Putin promoted the new vaccine — which Russia dubbed Sputnik V — by saying it works “effectively enough” and was “proven efficient.” Yet by skipping Phase 3 trials, which are crucial to showing that a vaccine candidate can successfully prevent infections and not produce serious side effects, it’s too soon to know if this or any potential vaccine is ready to be rolled out.
First of all, the name of the vaccine should be a tip-off. Sputnik was the very first artificial satellite into orbit. It shocked the world, and especially the United States, which was just getting around to using the Nazi scientists we smuggled out of Europe after World War II to build our own rocket program. Sputkink lives on in Russian lore as part of the “glory days” of the Soviet Union.

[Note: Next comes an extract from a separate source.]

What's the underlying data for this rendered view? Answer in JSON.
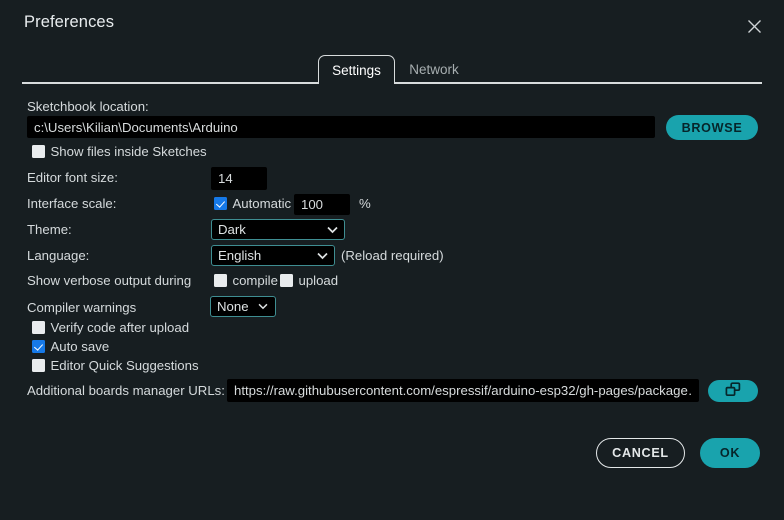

Do you think Putin is trying to tell us something?
“The Russian vaccine gamble is reckless and foolish, whether ‘it works’ or not,” Francois Balloux, a systems biologist at University College London’s Genetics Institute in the U.K., wrote Tuesday on Twitter.
And Trump no doubt wishes he had beaten Putin to the punch. The U.S. has fast-tracked three different vaccines hoping that one of them will pan out and could have approved one or more by now — if we had the moxie (or stupidity) to send them to market without adequate testing.
Putin’s description of the vaccine being “effective enough” is also significant. Many experts believe that the best we’ll be able to get from a vaccine without years of testing and tweaking is about 70 percent. We don’t know what Russia’s minimum-effectiveness target was but if it’s not close to 70 percent, we’re being played.
Some scientists are worrying that a failed attempt by Russia might embolden anti-vaxxers and feed the general skepticism that has been fostered by bad science during the pandemic.
One of the biggest concerns about approving a new vaccine before clinical trials are complete is that it could jeopardize public trust in the vaccine development process, according to Ayfer Ali, an assistant professor of strategy at Warwick Business School in the U.K., who specializes in drug research.
“There’s a lot of mistrust of vaccines for various reasons and we don’t want to feed into it,” she said. “Being first isn’t really important. If there is a vaccine that ends up having serious side effects, we will not be able to convince people to trust it, and possibly other vaccines as well, so we really don’t want to make a mistake here.”
In a statement Tuesday, the World Health Organization said it is “in touch with Russian scientists and authorities, and looks forward to reviewing details of the trials.”
I’d feel better about it if the WHO was nowhere near the process. They aren’t to be trusted. As far as the credibility of the vaccine process goes, it’s not going to get much lower. You either believe the science or you don’t. There is no convincing anyone of anything. Those who wish to be vaccinated, either by the Russian vaccine or American, will take their chances. Those who don’t get vaccinated will also take their chances accordingly.
Ain’t freedom of choice wonderful?